*** Dataset records
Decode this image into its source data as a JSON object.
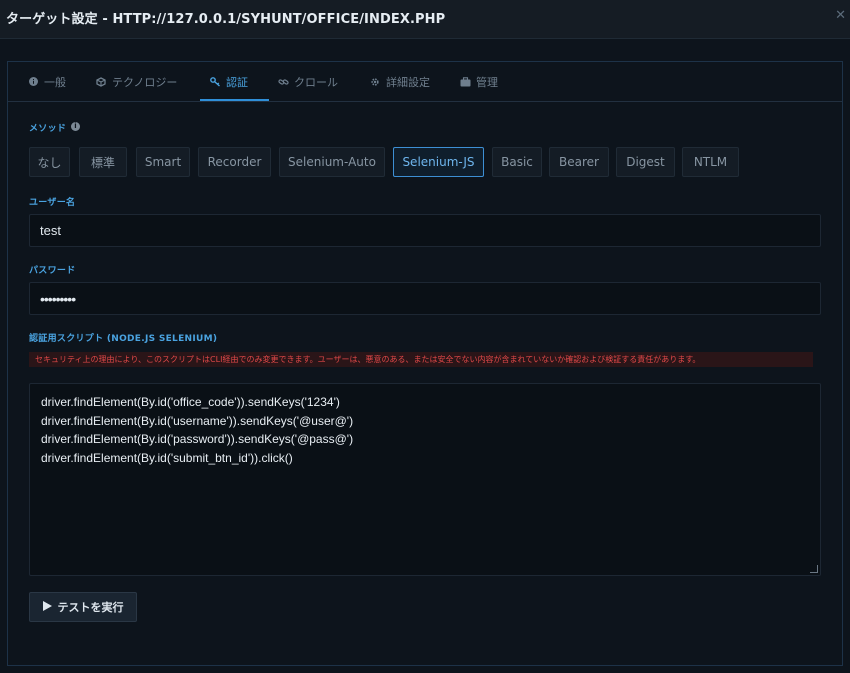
{
  "window": {
    "title": "ターゲット設定 - HTTP://127.0.0.1/SYHUNT/OFFICE/INDEX.PHP",
    "close_glyph": "✕"
  },
  "tabs": [
    {
      "label": "一般",
      "icon": "info-icon"
    },
    {
      "label": "テクノロジー",
      "icon": "cube-icon"
    },
    {
      "label": "認証",
      "icon": "key-icon",
      "active": true
    },
    {
      "label": "クロール",
      "icon": "link-icon"
    },
    {
      "label": "詳細設定",
      "icon": "gear-icon"
    },
    {
      "label": "管理",
      "icon": "briefcase-icon"
    }
  ],
  "method": {
    "label": "メソッド",
    "options": [
      "なし",
      "標準",
      "Smart",
      "Recorder",
      "Selenium-Auto",
      "Selenium-JS",
      "Basic",
      "Bearer",
      "Digest",
      "NTLM"
    ],
    "selected": "Selenium-JS"
  },
  "username": {
    "label": "ユーザー名",
    "value": "test"
  },
  "password": {
    "label": "パスワード",
    "value": "•••••••••"
  },
  "script": {
    "label": "認証用スクリプト (NODE.JS SELENIUM)",
    "warning": "セキュリティ上の理由により、このスクリプトはCLI経由でのみ変更できます。ユーザーは、悪意のある、または安全でない内容が含まれていないか確認および検証する責任があります。",
    "lines": [
      "driver.findElement(By.id('office_code')).sendKeys('1234')",
      "driver.findElement(By.id('username')).sendKeys('@user@')",
      "driver.findElement(By.id('password')).sendKeys('@pass@')",
      "driver.findElement(By.id('submit_btn_id')).click()"
    ]
  },
  "run_button": {
    "label": "テストを実行",
    "icon": "play-icon"
  },
  "colors": {
    "accent": "#2f8fd8",
    "background": "#0d141c",
    "warning": "#e04848"
  }
}
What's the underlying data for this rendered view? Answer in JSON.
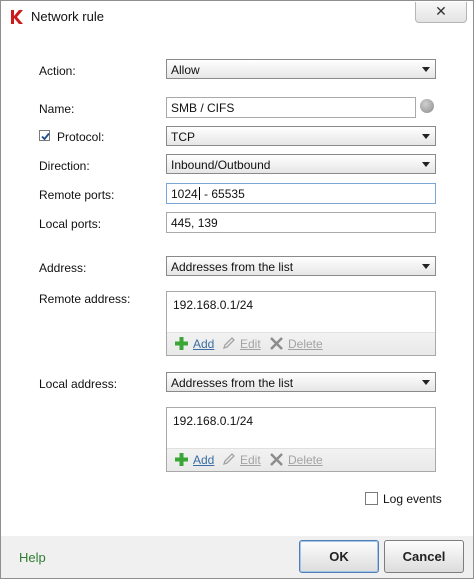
{
  "window": {
    "title": "Network rule",
    "close_glyph": "✕"
  },
  "form": {
    "action": {
      "label": "Action:",
      "value": "Allow"
    },
    "name": {
      "label": "Name:",
      "value": "SMB / CIFS"
    },
    "protocol": {
      "label": "Protocol:",
      "checked": true,
      "value": "TCP"
    },
    "direction": {
      "label": "Direction:",
      "value": "Inbound/Outbound"
    },
    "remote_ports": {
      "label": "Remote ports:",
      "value_before_caret": "1024",
      "value_after_caret": " - 65535"
    },
    "local_ports": {
      "label": "Local ports:",
      "value": "445, 139"
    },
    "address": {
      "label": "Address:",
      "value": "Addresses from the list"
    },
    "remote_address": {
      "label": "Remote address:",
      "items": [
        "192.168.0.1/24"
      ],
      "add_label": "Add",
      "edit_label": "Edit",
      "delete_label": "Delete"
    },
    "local_address": {
      "label": "Local address:",
      "select_value": "Addresses from the list",
      "items": [
        "192.168.0.1/24"
      ],
      "add_label": "Add",
      "edit_label": "Edit",
      "delete_label": "Delete"
    },
    "log_events": {
      "label": "Log events",
      "checked": false
    }
  },
  "footer": {
    "help_label": "Help",
    "ok_label": "OK",
    "cancel_label": "Cancel"
  },
  "icons": {
    "app": "kaspersky-k-icon",
    "info": "info-circle-icon",
    "add": "plus-icon",
    "edit": "pencil-icon",
    "delete": "x-icon"
  },
  "colors": {
    "help_link": "#2e7d32",
    "link": "#3a6ea5",
    "disabled": "#a3a3a3",
    "add_icon": "#3aa635"
  }
}
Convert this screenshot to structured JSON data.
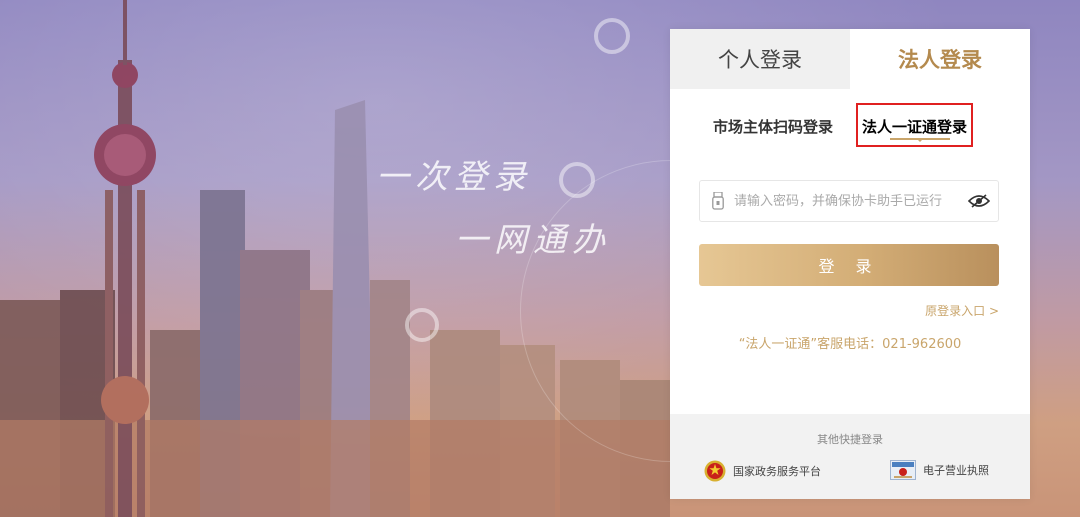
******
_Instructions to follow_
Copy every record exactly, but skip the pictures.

_Task result_
Decode this image into its source data as a JSON object.
{
  "window": {
    "title": "ターゲット設定 - HTTP://127.0.0.1/SYHUNT/OFFICE/INDEX.PHP",
    "close_glyph": "✕"
  },
  "tabs": [
    {
      "label": "一般",
      "icon": "info-icon"
    },
    {
      "label": "テクノロジー",
      "icon": "cube-icon"
    },
    {
      "label": "認証",
      "icon": "key-icon",
      "active": true
    },
    {
      "label": "クロール",
      "icon": "link-icon"
    },
    {
      "label": "詳細設定",
      "icon": "gear-icon"
    },
    {
      "label": "管理",
      "icon": "briefcase-icon"
    }
  ],
  "method": {
    "label": "メソッド",
    "options": [
      "なし",
      "標準",
      "Smart",
      "Recorder",
      "Selenium-Auto",
      "Selenium-JS",
      "Basic",
      "Bearer",
      "Digest",
      "NTLM"
    ],
    "selected": "Selenium-JS"
  },
  "username": {
    "label": "ユーザー名",
    "value": "test"
  },
  "password": {
    "label": "パスワード",
    "value": "•••••••••"
  },
  "script": {
    "label": "認証用スクリプト (NODE.JS SELENIUM)",
    "warning": "セキュリティ上の理由により、このスクリプトはCLI経由でのみ変更できます。ユーザーは、悪意のある、または安全でない内容が含まれていないか確認および検証する責任があります。",
    "lines": [
      "driver.findElement(By.id('office_code')).sendKeys('1234')",
      "driver.findElement(By.id('username')).sendKeys('@user@')",
      "driver.findElement(By.id('password')).sendKeys('@pass@')",
      "driver.findElement(By.id('submit_btn_id')).click()"
    ]
  },
  "run_button": {
    "label": "テストを実行",
    "icon": "play-icon"
  },
  "colors": {
    "accent": "#2f8fd8",
    "background": "#0d141c",
    "warning": "#e04848"
  }
}
What's the underlying data for this rendered view? Answer in JSON.
{
  "window": {
    "title": "Network rule",
    "close_glyph": "✕"
  },
  "form": {
    "action": {
      "label": "Action:",
      "value": "Allow"
    },
    "name": {
      "label": "Name:",
      "value": "SMB / CIFS"
    },
    "protocol": {
      "label": "Protocol:",
      "checked": true,
      "value": "TCP"
    },
    "direction": {
      "label": "Direction:",
      "value": "Inbound/Outbound"
    },
    "remote_ports": {
      "label": "Remote ports:",
      "value_before_caret": "1024",
      "value_after_caret": " - 65535"
    },
    "local_ports": {
      "label": "Local ports:",
      "value": "445, 139"
    },
    "address": {
      "label": "Address:",
      "value": "Addresses from the list"
    },
    "remote_address": {
      "label": "Remote address:",
      "items": [
        "192.168.0.1/24"
      ],
      "add_label": "Add",
      "edit_label": "Edit",
      "delete_label": "Delete"
    },
    "local_address": {
      "label": "Local address:",
      "select_value": "Addresses from the list",
      "items": [
        "192.168.0.1/24"
      ],
      "add_label": "Add",
      "edit_label": "Edit",
      "delete_label": "Delete"
    },
    "log_events": {
      "label": "Log events",
      "checked": false
    }
  },
  "footer": {
    "help_label": "Help",
    "ok_label": "OK",
    "cancel_label": "Cancel"
  },
  "icons": {
    "app": "kaspersky-k-icon",
    "info": "info-circle-icon",
    "add": "plus-icon",
    "edit": "pencil-icon",
    "delete": "x-icon"
  },
  "colors": {
    "help_link": "#2e7d32",
    "link": "#3a6ea5",
    "disabled": "#a3a3a3",
    "add_icon": "#3aa635"
  }
}
Convert this screenshot to structured JSON data.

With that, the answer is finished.